ACTIVITY:
Would you please give the entries again word for word, with no images in your copy?
::: RECORDS SHOWN
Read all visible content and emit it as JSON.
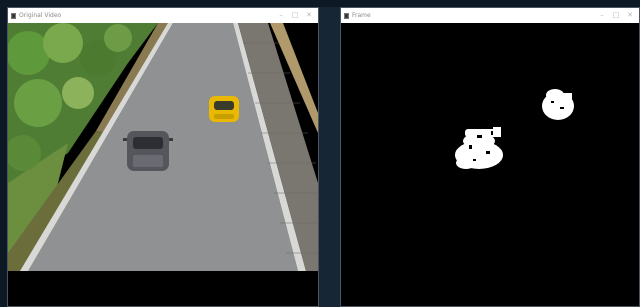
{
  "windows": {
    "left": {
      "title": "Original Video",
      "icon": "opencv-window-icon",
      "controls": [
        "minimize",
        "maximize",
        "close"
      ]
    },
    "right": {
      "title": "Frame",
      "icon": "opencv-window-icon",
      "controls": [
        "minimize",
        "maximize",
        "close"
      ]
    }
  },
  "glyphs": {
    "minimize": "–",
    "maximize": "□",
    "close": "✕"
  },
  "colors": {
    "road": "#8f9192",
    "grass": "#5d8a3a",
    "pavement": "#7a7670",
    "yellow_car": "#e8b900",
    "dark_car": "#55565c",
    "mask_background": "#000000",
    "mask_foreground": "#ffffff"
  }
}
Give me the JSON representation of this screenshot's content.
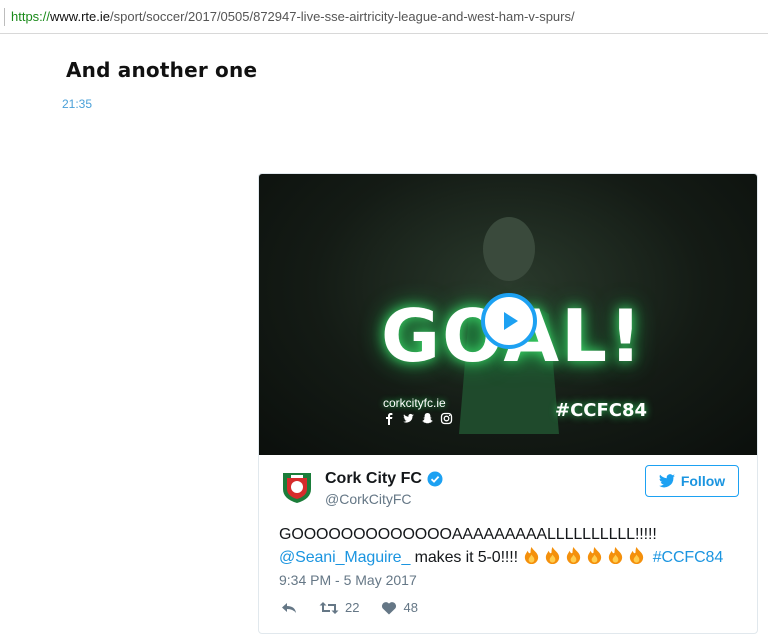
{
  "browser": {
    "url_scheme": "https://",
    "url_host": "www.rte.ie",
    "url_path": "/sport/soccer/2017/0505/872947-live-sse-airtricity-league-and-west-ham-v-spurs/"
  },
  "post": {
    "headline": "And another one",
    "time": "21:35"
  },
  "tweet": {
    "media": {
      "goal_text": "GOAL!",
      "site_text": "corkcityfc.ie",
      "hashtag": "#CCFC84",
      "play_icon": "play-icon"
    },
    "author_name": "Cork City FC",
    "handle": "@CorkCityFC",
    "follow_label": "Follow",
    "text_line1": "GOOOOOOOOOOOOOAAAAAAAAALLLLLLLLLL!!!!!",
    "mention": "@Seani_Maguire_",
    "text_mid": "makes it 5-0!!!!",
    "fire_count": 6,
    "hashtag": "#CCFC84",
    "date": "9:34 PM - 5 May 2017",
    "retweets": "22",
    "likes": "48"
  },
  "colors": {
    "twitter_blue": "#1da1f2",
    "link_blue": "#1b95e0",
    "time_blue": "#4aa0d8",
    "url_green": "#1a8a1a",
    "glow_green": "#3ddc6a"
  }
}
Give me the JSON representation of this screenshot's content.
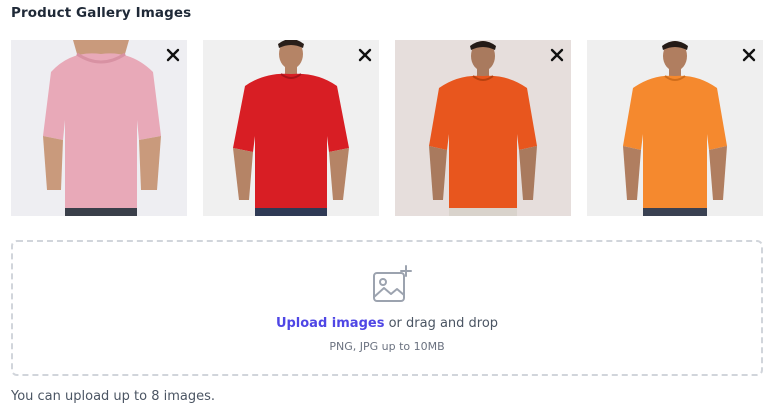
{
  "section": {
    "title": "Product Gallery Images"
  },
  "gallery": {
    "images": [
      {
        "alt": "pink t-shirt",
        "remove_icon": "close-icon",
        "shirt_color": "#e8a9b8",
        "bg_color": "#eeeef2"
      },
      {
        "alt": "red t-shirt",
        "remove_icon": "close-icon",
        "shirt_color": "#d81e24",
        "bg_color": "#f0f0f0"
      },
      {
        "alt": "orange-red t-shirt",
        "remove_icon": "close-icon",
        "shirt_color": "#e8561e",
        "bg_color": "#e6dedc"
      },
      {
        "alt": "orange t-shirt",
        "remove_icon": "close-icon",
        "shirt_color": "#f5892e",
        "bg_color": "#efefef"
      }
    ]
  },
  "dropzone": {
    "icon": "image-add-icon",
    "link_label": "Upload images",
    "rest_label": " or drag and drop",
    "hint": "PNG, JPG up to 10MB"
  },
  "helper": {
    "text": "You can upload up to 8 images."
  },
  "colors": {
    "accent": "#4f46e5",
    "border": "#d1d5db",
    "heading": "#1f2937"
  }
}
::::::
RESULT BELOW:
Read all visible content and emit it as JSON.
{
  "windows": {
    "left": {
      "title": "Original Video",
      "icon": "opencv-window-icon",
      "controls": [
        "minimize",
        "maximize",
        "close"
      ]
    },
    "right": {
      "title": "Frame",
      "icon": "opencv-window-icon",
      "controls": [
        "minimize",
        "maximize",
        "close"
      ]
    }
  },
  "glyphs": {
    "minimize": "–",
    "maximize": "□",
    "close": "✕"
  },
  "colors": {
    "road": "#8f9192",
    "grass": "#5d8a3a",
    "pavement": "#7a7670",
    "yellow_car": "#e8b900",
    "dark_car": "#55565c",
    "mask_background": "#000000",
    "mask_foreground": "#ffffff"
  }
}
Give me the JSON representation of this screenshot's content.
{
  "browser": {
    "url_scheme": "https://",
    "url_host": "www.rte.ie",
    "url_path": "/sport/soccer/2017/0505/872947-live-sse-airtricity-league-and-west-ham-v-spurs/"
  },
  "post": {
    "headline": "And another one",
    "time": "21:35"
  },
  "tweet": {
    "media": {
      "goal_text": "GOAL!",
      "site_text": "corkcityfc.ie",
      "hashtag": "#CCFC84",
      "play_icon": "play-icon"
    },
    "author_name": "Cork City FC",
    "handle": "@CorkCityFC",
    "follow_label": "Follow",
    "text_line1": "GOOOOOOOOOOOOOAAAAAAAAALLLLLLLLLL!!!!!",
    "mention": "@Seani_Maguire_",
    "text_mid": "makes it 5-0!!!!",
    "fire_count": 6,
    "hashtag": "#CCFC84",
    "date": "9:34 PM - 5 May 2017",
    "retweets": "22",
    "likes": "48"
  },
  "colors": {
    "twitter_blue": "#1da1f2",
    "link_blue": "#1b95e0",
    "time_blue": "#4aa0d8",
    "url_green": "#1a8a1a",
    "glow_green": "#3ddc6a"
  }
}
Give me the JSON representation of this screenshot's content.
{
  "section": {
    "title": "Product Gallery Images"
  },
  "gallery": {
    "images": [
      {
        "alt": "pink t-shirt",
        "remove_icon": "close-icon",
        "shirt_color": "#e8a9b8",
        "bg_color": "#eeeef2"
      },
      {
        "alt": "red t-shirt",
        "remove_icon": "close-icon",
        "shirt_color": "#d81e24",
        "bg_color": "#f0f0f0"
      },
      {
        "alt": "orange-red t-shirt",
        "remove_icon": "close-icon",
        "shirt_color": "#e8561e",
        "bg_color": "#e6dedc"
      },
      {
        "alt": "orange t-shirt",
        "remove_icon": "close-icon",
        "shirt_color": "#f5892e",
        "bg_color": "#efefef"
      }
    ]
  },
  "dropzone": {
    "icon": "image-add-icon",
    "link_label": "Upload images",
    "rest_label": " or drag and drop",
    "hint": "PNG, JPG up to 10MB"
  },
  "helper": {
    "text": "You can upload up to 8 images."
  },
  "colors": {
    "accent": "#4f46e5",
    "border": "#d1d5db",
    "heading": "#1f2937"
  }
}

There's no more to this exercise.